What is required:
All records below are to be repeated exactly, with the pictures left out.
== Segment start ==
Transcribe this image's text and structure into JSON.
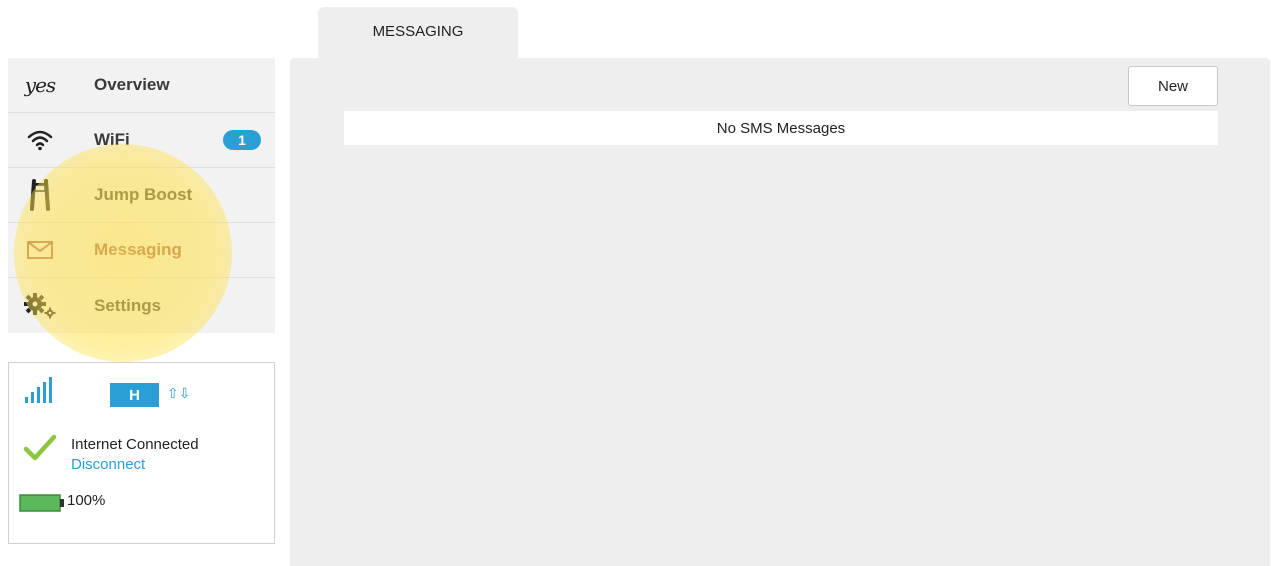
{
  "sidebar": {
    "items": [
      {
        "label": "Overview",
        "icon": "yes-logo-icon",
        "logo_text": "yes"
      },
      {
        "label": "WiFi",
        "icon": "wifi-icon",
        "badge": "1"
      },
      {
        "label": "Jump Boost",
        "icon": "jumper-cable-icon"
      },
      {
        "label": "Messaging",
        "icon": "envelope-icon",
        "active": true
      },
      {
        "label": "Settings",
        "icon": "gears-icon"
      }
    ]
  },
  "status": {
    "signal_icon": "signal-bars-icon",
    "network_type": "H",
    "transfer_icon": "up-down-arrows-icon",
    "connection_text": "Internet Connected",
    "disconnect_label": "Disconnect",
    "battery_level": "100%"
  },
  "tab": {
    "label": "MESSAGING"
  },
  "main": {
    "new_button_label": "New",
    "empty_message": "No SMS Messages"
  },
  "colors": {
    "accent_blue": "#2a9fd6",
    "active_text": "#a0524a",
    "battery_green": "#5cb85c",
    "highlight_yellow": "#ffe250"
  }
}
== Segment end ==
Expected answer:
Transcribe this image's text and structure into JSON.
{
  "sidebar": {
    "items": [
      {
        "label": "Overview",
        "icon": "yes-logo-icon",
        "logo_text": "yes"
      },
      {
        "label": "WiFi",
        "icon": "wifi-icon",
        "badge": "1"
      },
      {
        "label": "Jump Boost",
        "icon": "jumper-cable-icon"
      },
      {
        "label": "Messaging",
        "icon": "envelope-icon",
        "active": true
      },
      {
        "label": "Settings",
        "icon": "gears-icon"
      }
    ]
  },
  "status": {
    "signal_icon": "signal-bars-icon",
    "network_type": "H",
    "transfer_icon": "up-down-arrows-icon",
    "connection_text": "Internet Connected",
    "disconnect_label": "Disconnect",
    "battery_level": "100%"
  },
  "tab": {
    "label": "MESSAGING"
  },
  "main": {
    "new_button_label": "New",
    "empty_message": "No SMS Messages"
  },
  "colors": {
    "accent_blue": "#2a9fd6",
    "active_text": "#a0524a",
    "battery_green": "#5cb85c",
    "highlight_yellow": "#ffe250"
  }
}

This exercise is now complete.